One has to do with the aesthetic merits and possible economic impacts of stretching six miles of silvery fabric over the Arkansas River between Canon City and Salida. The other, suggests the Wall Street Journal, is something else entirely.
It's primarily about what a pain in the ass it is to be living in the target area of a world-famous artist's audacious, high-falutin vision.
Congressional leaders, art mavens, mayors and doyennes have lined up in support of the installation, seeing it as both a tourist draw and a culture coup on the order of Christo's celebrated "The Gates" in Manhattan's Central Park or his wrapping of the Reichstag in Berlin. Although a final decision isn't expected until next spring, BLM officials seem to have few qualms about possible environmental issues surrounding "Over the River," particularly since the artist has committed to fund all installation and removal costs.
Yet there's a profound disconnect between what Christo is proposing and the way the project is seen among many residents of the area. That point is brought brilliantly home in a recent Journal feature that follows Christo on one of his many goodwill-building trips to the river communities.
We see the artist hanging out with his entourage at the Brown Palace and giving a talk at the Denver Art Museum. He speaks poignantly about the recent loss of his wife and longtime partner in art, Jeanne-Claude. But when he arrives to face local opponents to his proposal in the small burg of Cotopaxi, he wears a frozen smile and doesn't try to engage the naysayers at all. Even some of his supporters wonder if he understands what he's asking when he suggests that locals put up with the formidable traffic and delays the project will cause in the river canyon for months on end.

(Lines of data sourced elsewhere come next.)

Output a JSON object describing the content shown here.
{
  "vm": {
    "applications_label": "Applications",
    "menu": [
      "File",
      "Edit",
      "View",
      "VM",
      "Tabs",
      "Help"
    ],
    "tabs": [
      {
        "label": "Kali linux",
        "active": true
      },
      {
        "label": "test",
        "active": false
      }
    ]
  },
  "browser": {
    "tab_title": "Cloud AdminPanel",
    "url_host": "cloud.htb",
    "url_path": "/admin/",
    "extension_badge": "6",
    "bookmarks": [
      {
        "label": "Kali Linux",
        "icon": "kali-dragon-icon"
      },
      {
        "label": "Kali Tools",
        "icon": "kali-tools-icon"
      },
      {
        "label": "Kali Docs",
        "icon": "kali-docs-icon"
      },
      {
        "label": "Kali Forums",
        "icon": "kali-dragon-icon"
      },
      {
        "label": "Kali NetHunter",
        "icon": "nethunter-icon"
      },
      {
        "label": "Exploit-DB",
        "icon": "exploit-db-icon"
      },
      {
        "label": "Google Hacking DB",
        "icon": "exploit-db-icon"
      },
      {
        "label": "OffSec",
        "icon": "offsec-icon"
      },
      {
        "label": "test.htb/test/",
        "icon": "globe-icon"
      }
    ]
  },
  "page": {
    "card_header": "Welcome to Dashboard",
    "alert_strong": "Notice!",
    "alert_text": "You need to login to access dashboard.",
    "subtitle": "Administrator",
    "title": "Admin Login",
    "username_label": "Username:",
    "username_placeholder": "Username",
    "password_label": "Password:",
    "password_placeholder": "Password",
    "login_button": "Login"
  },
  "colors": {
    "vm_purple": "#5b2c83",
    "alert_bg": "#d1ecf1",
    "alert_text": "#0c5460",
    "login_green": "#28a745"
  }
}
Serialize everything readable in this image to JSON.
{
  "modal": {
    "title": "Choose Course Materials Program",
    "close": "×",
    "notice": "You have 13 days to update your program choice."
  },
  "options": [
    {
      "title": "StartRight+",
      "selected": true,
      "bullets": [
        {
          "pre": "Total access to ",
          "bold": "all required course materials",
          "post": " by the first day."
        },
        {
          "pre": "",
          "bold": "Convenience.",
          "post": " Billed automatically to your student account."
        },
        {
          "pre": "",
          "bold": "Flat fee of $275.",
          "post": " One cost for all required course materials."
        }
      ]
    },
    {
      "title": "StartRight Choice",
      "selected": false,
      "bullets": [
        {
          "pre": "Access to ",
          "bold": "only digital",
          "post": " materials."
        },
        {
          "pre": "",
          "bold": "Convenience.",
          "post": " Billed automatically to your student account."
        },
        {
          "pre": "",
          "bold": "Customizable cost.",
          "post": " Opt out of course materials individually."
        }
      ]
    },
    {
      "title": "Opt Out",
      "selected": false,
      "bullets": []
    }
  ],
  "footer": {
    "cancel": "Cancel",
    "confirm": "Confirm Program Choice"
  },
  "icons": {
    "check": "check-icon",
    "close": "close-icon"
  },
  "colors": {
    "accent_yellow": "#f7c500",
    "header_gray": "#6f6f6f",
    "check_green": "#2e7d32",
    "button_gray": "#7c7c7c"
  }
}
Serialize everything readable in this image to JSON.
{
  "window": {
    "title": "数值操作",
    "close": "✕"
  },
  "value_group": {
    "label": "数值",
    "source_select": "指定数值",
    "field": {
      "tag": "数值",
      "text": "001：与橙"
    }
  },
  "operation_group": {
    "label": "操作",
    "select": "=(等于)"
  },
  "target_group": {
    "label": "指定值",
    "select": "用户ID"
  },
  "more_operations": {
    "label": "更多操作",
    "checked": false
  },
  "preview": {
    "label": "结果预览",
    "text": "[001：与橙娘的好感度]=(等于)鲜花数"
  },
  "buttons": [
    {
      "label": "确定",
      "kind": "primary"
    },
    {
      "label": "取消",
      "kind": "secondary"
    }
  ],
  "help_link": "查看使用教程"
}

"I couldn't care less about Christo's artistic vision," Dan Ainsworth, head of the opposition group ROAR, remarked at the meeting. "We have to live here."
Of course, Christo is used to scoffers and dreary pragmatists trying to nix his ideas, and there's no way he's going to appease everyone -- particularly the more vocal members of ROAR, short for Rags Over the Arkansas River. But you wish he'd try a little harder to justify this particular work in this particular location than the Journal piece suggests he's doing.
Can a work of art be termed a success if it fails to engage the people who have to live with it every day of its existence? If it goes forward despite the local protests, "Over the River" may provide one kind of answer to that question.